- _What to work on_
Examine each line of the data. Copy those that contain the string "type".
[[ Task material, beginning ]]
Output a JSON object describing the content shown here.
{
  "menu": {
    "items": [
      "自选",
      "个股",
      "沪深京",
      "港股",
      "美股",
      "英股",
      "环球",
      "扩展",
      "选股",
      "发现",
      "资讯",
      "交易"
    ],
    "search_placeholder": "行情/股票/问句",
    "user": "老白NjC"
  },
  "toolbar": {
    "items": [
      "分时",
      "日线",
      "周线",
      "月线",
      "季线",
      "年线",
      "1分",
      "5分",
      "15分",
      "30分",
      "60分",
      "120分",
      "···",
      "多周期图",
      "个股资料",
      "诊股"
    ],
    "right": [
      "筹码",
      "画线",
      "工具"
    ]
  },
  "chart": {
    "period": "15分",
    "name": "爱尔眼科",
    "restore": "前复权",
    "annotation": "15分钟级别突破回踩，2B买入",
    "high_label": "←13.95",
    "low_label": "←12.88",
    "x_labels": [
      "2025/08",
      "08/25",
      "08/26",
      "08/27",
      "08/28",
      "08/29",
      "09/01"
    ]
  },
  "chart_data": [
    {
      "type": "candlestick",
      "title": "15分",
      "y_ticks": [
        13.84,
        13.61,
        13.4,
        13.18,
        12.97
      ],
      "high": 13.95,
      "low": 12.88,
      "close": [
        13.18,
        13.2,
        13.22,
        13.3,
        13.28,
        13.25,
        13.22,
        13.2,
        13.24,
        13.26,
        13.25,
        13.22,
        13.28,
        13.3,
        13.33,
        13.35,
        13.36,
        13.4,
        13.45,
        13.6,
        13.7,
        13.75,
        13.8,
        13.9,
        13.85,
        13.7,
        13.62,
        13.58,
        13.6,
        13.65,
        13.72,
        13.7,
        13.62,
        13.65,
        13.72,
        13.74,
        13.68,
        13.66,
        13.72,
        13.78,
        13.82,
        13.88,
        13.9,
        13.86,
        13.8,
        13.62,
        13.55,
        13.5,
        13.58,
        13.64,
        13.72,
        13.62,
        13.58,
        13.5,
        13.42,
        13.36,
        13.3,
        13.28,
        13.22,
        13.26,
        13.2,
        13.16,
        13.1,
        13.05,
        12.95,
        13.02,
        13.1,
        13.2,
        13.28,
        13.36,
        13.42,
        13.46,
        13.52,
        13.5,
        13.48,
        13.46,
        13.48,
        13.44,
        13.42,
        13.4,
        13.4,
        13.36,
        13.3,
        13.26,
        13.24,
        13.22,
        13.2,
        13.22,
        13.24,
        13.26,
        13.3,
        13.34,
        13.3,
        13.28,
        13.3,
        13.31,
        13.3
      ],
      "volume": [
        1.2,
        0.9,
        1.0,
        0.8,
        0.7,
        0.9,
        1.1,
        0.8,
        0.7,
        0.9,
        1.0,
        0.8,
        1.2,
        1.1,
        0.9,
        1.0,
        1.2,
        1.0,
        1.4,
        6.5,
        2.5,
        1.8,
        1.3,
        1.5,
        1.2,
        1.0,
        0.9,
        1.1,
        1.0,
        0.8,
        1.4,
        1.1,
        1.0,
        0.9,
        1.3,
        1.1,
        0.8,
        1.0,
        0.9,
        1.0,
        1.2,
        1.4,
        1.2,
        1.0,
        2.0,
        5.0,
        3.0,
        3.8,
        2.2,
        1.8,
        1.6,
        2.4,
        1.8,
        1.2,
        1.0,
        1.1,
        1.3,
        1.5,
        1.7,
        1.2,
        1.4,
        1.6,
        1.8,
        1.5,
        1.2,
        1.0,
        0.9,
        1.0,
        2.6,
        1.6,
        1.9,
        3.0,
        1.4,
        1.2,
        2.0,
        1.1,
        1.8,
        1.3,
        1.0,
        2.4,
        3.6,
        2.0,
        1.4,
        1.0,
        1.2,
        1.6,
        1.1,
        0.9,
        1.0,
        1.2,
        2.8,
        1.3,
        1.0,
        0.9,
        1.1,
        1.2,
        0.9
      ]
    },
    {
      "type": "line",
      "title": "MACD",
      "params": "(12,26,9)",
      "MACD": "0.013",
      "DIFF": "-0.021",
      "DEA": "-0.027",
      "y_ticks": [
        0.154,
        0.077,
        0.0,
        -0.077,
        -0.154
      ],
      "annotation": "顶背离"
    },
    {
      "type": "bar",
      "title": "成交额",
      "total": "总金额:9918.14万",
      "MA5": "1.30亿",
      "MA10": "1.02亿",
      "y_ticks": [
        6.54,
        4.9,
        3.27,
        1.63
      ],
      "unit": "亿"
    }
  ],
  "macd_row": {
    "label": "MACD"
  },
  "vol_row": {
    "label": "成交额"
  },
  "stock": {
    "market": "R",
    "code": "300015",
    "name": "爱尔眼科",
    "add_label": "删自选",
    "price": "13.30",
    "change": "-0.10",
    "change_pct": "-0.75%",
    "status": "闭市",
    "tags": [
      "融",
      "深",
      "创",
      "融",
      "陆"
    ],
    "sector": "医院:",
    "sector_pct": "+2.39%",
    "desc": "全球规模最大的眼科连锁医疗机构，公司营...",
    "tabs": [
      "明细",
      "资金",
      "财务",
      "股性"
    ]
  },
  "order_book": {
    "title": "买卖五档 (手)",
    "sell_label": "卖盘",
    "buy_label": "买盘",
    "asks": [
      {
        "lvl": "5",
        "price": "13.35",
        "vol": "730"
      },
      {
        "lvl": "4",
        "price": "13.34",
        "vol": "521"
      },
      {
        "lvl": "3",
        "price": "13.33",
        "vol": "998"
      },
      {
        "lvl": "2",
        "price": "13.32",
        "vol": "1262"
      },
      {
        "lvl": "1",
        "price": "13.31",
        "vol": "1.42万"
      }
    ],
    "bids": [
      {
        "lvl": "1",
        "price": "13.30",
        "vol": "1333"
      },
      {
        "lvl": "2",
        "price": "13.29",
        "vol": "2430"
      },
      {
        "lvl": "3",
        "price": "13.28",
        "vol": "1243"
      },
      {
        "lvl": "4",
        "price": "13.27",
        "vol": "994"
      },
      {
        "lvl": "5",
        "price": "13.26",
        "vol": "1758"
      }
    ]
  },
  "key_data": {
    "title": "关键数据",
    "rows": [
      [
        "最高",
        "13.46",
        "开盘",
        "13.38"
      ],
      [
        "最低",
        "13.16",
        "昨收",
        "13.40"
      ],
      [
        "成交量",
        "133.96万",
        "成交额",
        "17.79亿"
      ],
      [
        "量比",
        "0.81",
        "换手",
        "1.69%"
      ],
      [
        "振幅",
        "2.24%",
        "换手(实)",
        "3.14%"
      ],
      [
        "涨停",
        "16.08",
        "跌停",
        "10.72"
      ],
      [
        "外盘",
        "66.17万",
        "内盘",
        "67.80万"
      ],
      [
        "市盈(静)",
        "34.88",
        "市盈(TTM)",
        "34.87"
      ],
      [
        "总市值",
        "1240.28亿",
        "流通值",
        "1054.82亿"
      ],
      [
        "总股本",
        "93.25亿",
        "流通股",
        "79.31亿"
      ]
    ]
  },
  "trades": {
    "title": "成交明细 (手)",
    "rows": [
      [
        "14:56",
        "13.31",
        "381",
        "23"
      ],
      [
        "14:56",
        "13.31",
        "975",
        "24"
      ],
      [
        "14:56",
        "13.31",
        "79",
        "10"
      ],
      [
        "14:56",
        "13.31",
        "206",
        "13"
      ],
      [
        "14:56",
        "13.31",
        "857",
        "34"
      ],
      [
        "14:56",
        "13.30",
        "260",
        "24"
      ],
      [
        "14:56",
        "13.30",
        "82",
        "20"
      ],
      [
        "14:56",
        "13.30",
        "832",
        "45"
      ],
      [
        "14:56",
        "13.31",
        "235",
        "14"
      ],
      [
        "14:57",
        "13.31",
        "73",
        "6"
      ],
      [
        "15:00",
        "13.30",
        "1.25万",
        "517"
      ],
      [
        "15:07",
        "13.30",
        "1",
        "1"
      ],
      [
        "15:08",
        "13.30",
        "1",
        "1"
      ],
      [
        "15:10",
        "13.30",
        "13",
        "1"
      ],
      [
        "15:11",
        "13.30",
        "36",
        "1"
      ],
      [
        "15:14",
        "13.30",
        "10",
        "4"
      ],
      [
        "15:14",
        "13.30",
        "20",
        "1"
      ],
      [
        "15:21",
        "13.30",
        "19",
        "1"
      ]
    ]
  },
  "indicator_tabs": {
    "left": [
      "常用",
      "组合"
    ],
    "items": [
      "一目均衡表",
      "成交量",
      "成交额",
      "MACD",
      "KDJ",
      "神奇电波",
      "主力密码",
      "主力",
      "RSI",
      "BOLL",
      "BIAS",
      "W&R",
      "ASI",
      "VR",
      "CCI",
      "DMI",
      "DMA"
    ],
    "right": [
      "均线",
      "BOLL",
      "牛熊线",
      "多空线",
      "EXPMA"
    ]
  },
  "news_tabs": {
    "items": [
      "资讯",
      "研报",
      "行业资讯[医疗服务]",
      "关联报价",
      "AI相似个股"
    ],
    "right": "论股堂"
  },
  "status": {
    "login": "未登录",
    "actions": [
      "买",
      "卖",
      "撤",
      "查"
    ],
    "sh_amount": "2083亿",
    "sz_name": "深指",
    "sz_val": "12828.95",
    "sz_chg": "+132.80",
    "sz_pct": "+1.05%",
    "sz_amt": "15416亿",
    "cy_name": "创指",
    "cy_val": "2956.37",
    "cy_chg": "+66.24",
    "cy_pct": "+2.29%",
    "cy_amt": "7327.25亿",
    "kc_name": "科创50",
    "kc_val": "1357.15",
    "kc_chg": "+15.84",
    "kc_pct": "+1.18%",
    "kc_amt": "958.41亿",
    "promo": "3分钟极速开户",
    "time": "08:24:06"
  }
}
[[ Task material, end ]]
- _Output_
      "type": "candlestick",
      "type": "line",
      "type": "bar",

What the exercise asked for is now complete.